Someone says the President is a Muslim.

Therefore all those who dislike the policies of the president begin to question his religion, not saying he is Muslim, but saying they do not know.

But there is evidence.

First, the President says he is Christian.

He not only says so today, he has said so publically over two decades.

He has been a member of a Christian church for over two decades.

He eats pork. He does not have a prayer rug, or pray facing Mecca five times a day.

He has never been a member of a mosque.

No one has ever seen him practice the Islamic faith.

There is no evidence he is Muslim.

There is evidence he is Christian.

But someone said he is Muslim so we must value their perception, for they may be right.

We must de-value Obama’s perception, for he may be misleading us.

That form of logic undermines all rational thought, where no evidence trumps experience and fact.

Now comes an Imam who says he wishes to build a mosque and community center.

He has a past as a peaceful Imam.

He has a lifelong reputation.

He has been used as a bridge-builder between Islam and Christianity by both presidents, Bush and Obama.

Someone says his plan is to insult Americans and claim triumph over America, though this has never been characterized by his past.

Others rally to the false claim.

Then people across the nation who think maybe all Muslims are terrorists rise to support the false claim.

Then some say we cannot know his intent, for he may, in spite of his long history in the public sphere, be deceiving us. And those who are challenging him, though they have no facts, may be right in their accusations.

Logic becomes useless, for senselessness trumps fact, history and common sense. And those who ignore his past and present have an equal right to claim his motivation in this world turned upside down.
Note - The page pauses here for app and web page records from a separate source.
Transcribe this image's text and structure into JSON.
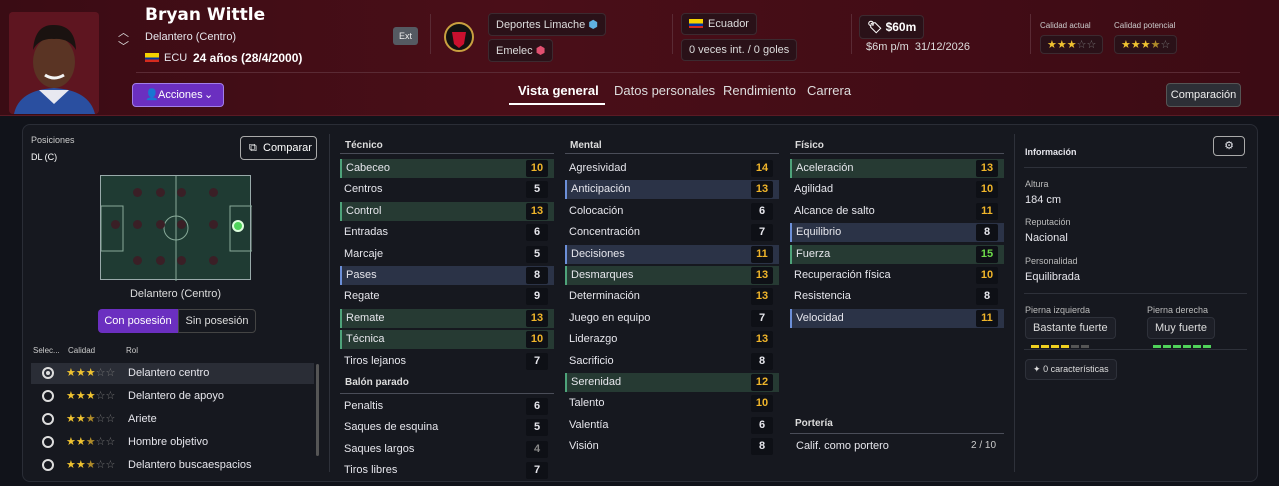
{
  "player": {
    "name": "Bryan Wittle",
    "position": "Delantero (Centro)",
    "nation_code": "ECU",
    "age_text": "24 años (28/4/2000)",
    "ext": "Ext"
  },
  "clubs": {
    "club1": "Deportes Limache",
    "club2": "Emelec"
  },
  "nationality": {
    "country": "Ecuador",
    "caps": "0 veces int. / 0 goles"
  },
  "contract": {
    "value": "$60m",
    "wage_expiry": "$6m p/m  31/12/2026"
  },
  "quality": {
    "current_label": "Calidad actual",
    "potential_label": "Calidad potencial",
    "current_stars": 3,
    "potential_stars": 3.5
  },
  "actions": {
    "label": "Acciones"
  },
  "tabs": [
    "Vista general",
    "Datos personales",
    "Rendimiento",
    "Carrera"
  ],
  "comparison_button": "Comparación",
  "left": {
    "positions_label": "Posiciones",
    "positions_value": "DL (C)",
    "compare": "Comparar",
    "pitch_label": "Delantero (Centro)",
    "toggle_on": "Con posesión",
    "toggle_off": "Sin posesión",
    "col_select": "Selec...",
    "col_quality": "Calidad",
    "col_role": "Rol",
    "roles": [
      {
        "name": "Delantero centro",
        "stars": 3
      },
      {
        "name": "Delantero de apoyo",
        "stars": 3
      },
      {
        "name": "Ariete",
        "stars": 2.5
      },
      {
        "name": "Hombre objetivo",
        "stars": 2.5
      },
      {
        "name": "Delantero buscaespacios",
        "stars": 2.5
      }
    ]
  },
  "tecnico": {
    "title": "Técnico",
    "attrs": [
      [
        "Cabeceo",
        "10",
        "g",
        "y"
      ],
      [
        "Centros",
        "5",
        "",
        "w"
      ],
      [
        "Control",
        "13",
        "g",
        "y"
      ],
      [
        "Entradas",
        "6",
        "",
        "w"
      ],
      [
        "Marcaje",
        "5",
        "",
        "w"
      ],
      [
        "Pases",
        "8",
        "b",
        "w"
      ],
      [
        "Regate",
        "9",
        "",
        "w"
      ],
      [
        "Remate",
        "13",
        "g",
        "y"
      ],
      [
        "Técnica",
        "10",
        "g",
        "y"
      ],
      [
        "Tiros lejanos",
        "7",
        "",
        "w"
      ]
    ]
  },
  "balon": {
    "title": "Balón parado",
    "attrs": [
      [
        "Penaltis",
        "6",
        "",
        "w"
      ],
      [
        "Saques de esquina",
        "5",
        "",
        "w"
      ],
      [
        "Saques largos",
        "4",
        "",
        "gr"
      ],
      [
        "Tiros libres",
        "7",
        "",
        "w"
      ]
    ]
  },
  "mental": {
    "title": "Mental",
    "attrs": [
      [
        "Agresividad",
        "14",
        "",
        "y"
      ],
      [
        "Anticipación",
        "13",
        "b",
        "y"
      ],
      [
        "Colocación",
        "6",
        "",
        "w"
      ],
      [
        "Concentración",
        "7",
        "",
        "w"
      ],
      [
        "Decisiones",
        "11",
        "b",
        "y"
      ],
      [
        "Desmarques",
        "13",
        "g",
        "y"
      ],
      [
        "Determinación",
        "13",
        "",
        "y"
      ],
      [
        "Juego en equipo",
        "7",
        "",
        "w"
      ],
      [
        "Liderazgo",
        "13",
        "",
        "y"
      ],
      [
        "Sacrificio",
        "8",
        "",
        "w"
      ],
      [
        "Serenidad",
        "12",
        "g",
        "y"
      ],
      [
        "Talento",
        "10",
        "",
        "y"
      ],
      [
        "Valentía",
        "6",
        "",
        "w"
      ],
      [
        "Visión",
        "8",
        "",
        "w"
      ]
    ]
  },
  "fisico": {
    "title": "Físico",
    "attrs": [
      [
        "Aceleración",
        "13",
        "g",
        "y"
      ],
      [
        "Agilidad",
        "10",
        "",
        "y"
      ],
      [
        "Alcance de salto",
        "11",
        "",
        "y"
      ],
      [
        "Equilibrio",
        "8",
        "b",
        "w"
      ],
      [
        "Fuerza",
        "15",
        "g",
        "gn"
      ],
      [
        "Recuperación física",
        "10",
        "",
        "y"
      ],
      [
        "Resistencia",
        "8",
        "",
        "w"
      ],
      [
        "Velocidad",
        "11",
        "b",
        "y"
      ]
    ]
  },
  "porteria": {
    "title": "Portería",
    "label": "Calif. como portero",
    "value": "2 / 10"
  },
  "info": {
    "title": "Información",
    "height_label": "Altura",
    "height": "184 cm",
    "rep_label": "Reputación",
    "rep": "Nacional",
    "pers_label": "Personalidad",
    "pers": "Equilibrada",
    "left_foot_label": "Pierna izquierda",
    "left_foot": "Bastante fuerte",
    "right_foot_label": "Pierna derecha",
    "right_foot": "Muy fuerte",
    "left_foot_level": 4,
    "right_foot_level": 6,
    "traits": "0 características"
  }
}
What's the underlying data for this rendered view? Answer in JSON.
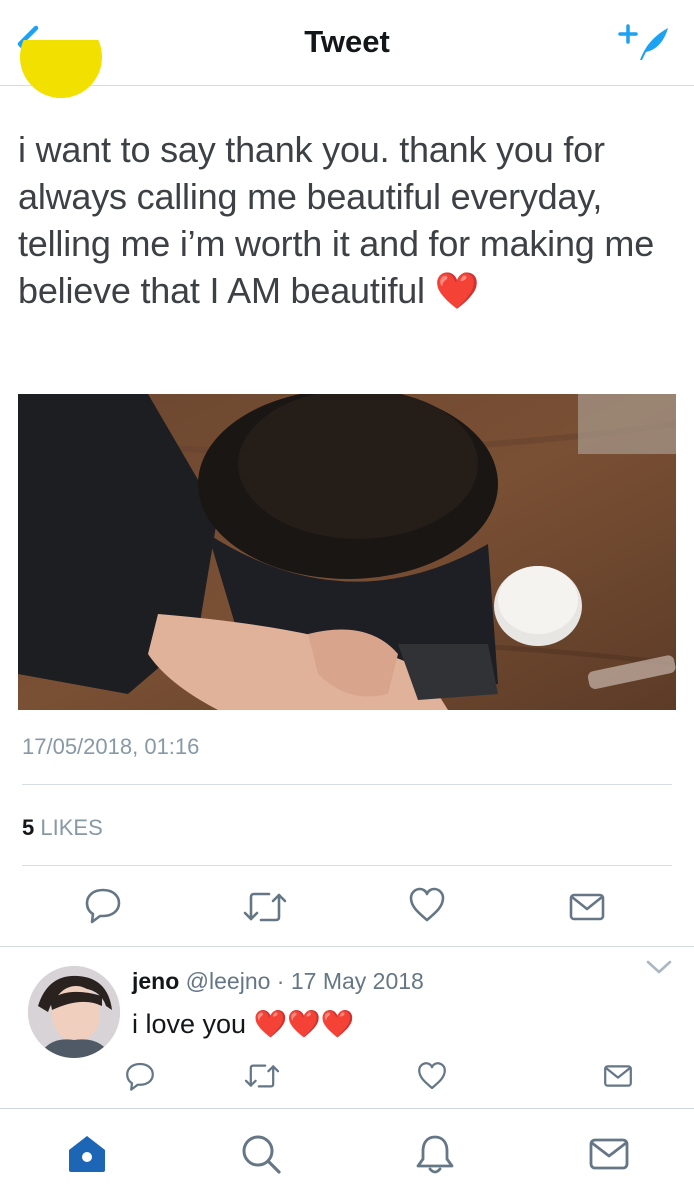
{
  "header": {
    "title": "Tweet",
    "back_icon": "chevron-left-icon",
    "compose_icon": "compose-tweet-icon",
    "accent_color": "#1da1f2"
  },
  "tweet": {
    "text": "i want to say thank you. thank you for always calling me beautiful everyday, telling me i’m worth it and for making me believe that I AM beautiful",
    "emoji": "❤️",
    "timestamp": "17/05/2018, 01:16",
    "likes_count": "5",
    "likes_label": "LIKES",
    "actions": [
      "reply-icon",
      "retweet-icon",
      "like-icon",
      "share-icon"
    ]
  },
  "reply": {
    "name": "jeno",
    "handle": "@leejno",
    "separator": "·",
    "date": "17 May 2018",
    "text": "i love you",
    "emoji": "❤️❤️❤️",
    "actions": [
      "reply-icon",
      "retweet-icon",
      "like-icon",
      "share-icon"
    ]
  },
  "tabbar": {
    "items": [
      "home-icon",
      "search-icon",
      "notifications-icon",
      "messages-icon"
    ],
    "active": "home-icon",
    "active_color": "#1d66b5"
  },
  "colors": {
    "text": "#14171a",
    "secondary": "#8899a6",
    "heart": "#e0162b",
    "icon": "#657786"
  }
}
Both the claims that Obama is a Muslim and the claims that the mosque is in any way related to the attacks of 9/11 are easily dispensed as false.

Obama is no more a Muslim that Billy Graham is Jewish. And the Imam and the building of the mosque is no more an affront to 9/11 than the WW II memorial is an affront to veterans.

Those who attacked us on 9/11 were not representative of Islam any more than Jim Jones was representative of Christianity.

It is time to begin our healing and, in doing so to cast aside the blind rage that consumed us after 9/11.

Nothing can bring back those innocent lives lost for no reason, and nothing can ever justify the actions taken by those hateful few.

Jim Crawford is a contributing columnist for The Tribune and a former educator at Ohio University Southern.